This article discusses the importance of separate women's organizations in militant groups of the far right. The analysis suggests that the existence of a separate women's group has not only enhanced the respect the members feel for themselves and each other, but has been successful in eliciting greater respect from their male counterparts, resulting in the women receiving greater responsibility in the organization. The article is based on participant observations and on interviews with activists in the militant far-right underground in Norway.

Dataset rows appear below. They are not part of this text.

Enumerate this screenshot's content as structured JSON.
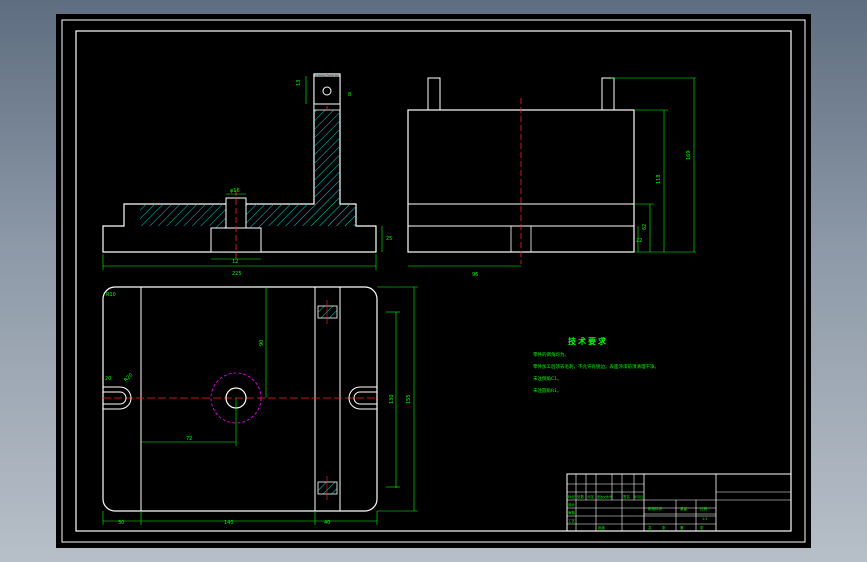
{
  "drawing": {
    "dims": {
      "front_h1": "13",
      "front_h2": "8",
      "front_bore": "φ16",
      "front_width": "225",
      "front_left": "12",
      "front_right": "26",
      "front_height": "25",
      "side_h1": "169",
      "side_h2": "118",
      "side_h3": "62",
      "side_h4": "22",
      "side_width": "96",
      "top_w1": "30",
      "top_w2": "140",
      "top_w3": "40",
      "top_h": "155",
      "top_h2": "130",
      "top_h3": "90",
      "top_x": "72",
      "top_r": "R10",
      "top_r2": "R20",
      "top_slot": "20"
    },
    "tech_requirements": {
      "title": "技术要求",
      "lines": [
        "零件的倒角均为。",
        "零件加工后须去毛刺，不允许有锐边，表面涂漆前须清理干净。",
        "未注倒角C1。",
        "未注圆角R1。"
      ]
    },
    "title_block": {
      "labels": [
        "标记",
        "处数",
        "分区",
        "更改文件号",
        "签名",
        "年月日",
        "设计",
        "审核",
        "工艺",
        "批准",
        "阶段标记",
        "重量",
        "比例",
        "共",
        "张",
        "第",
        "张",
        "1:1"
      ]
    }
  },
  "colors": {
    "background": "#000000",
    "outline": "#ffffff",
    "dimension": "#00ff00",
    "centerline": "#ff2020",
    "hatch": "#00d0d0",
    "hidden": "#ff00ff",
    "text": "#00ff00"
  }
}
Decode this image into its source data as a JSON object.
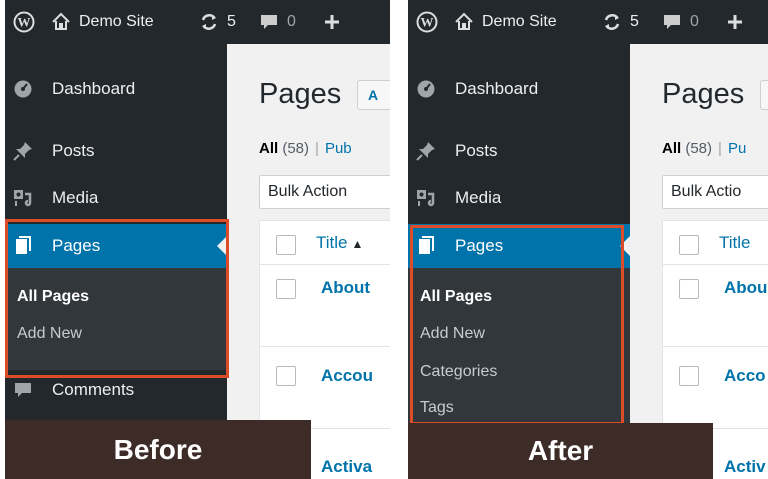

It assumes that the need for separate women's organizations in the rightist underground reflects a pre-existing dissatisfaction with conditions in the rightist underground and opportunities for females in a highly male-dominated environment.
With permission from Terrorism and Political Violence.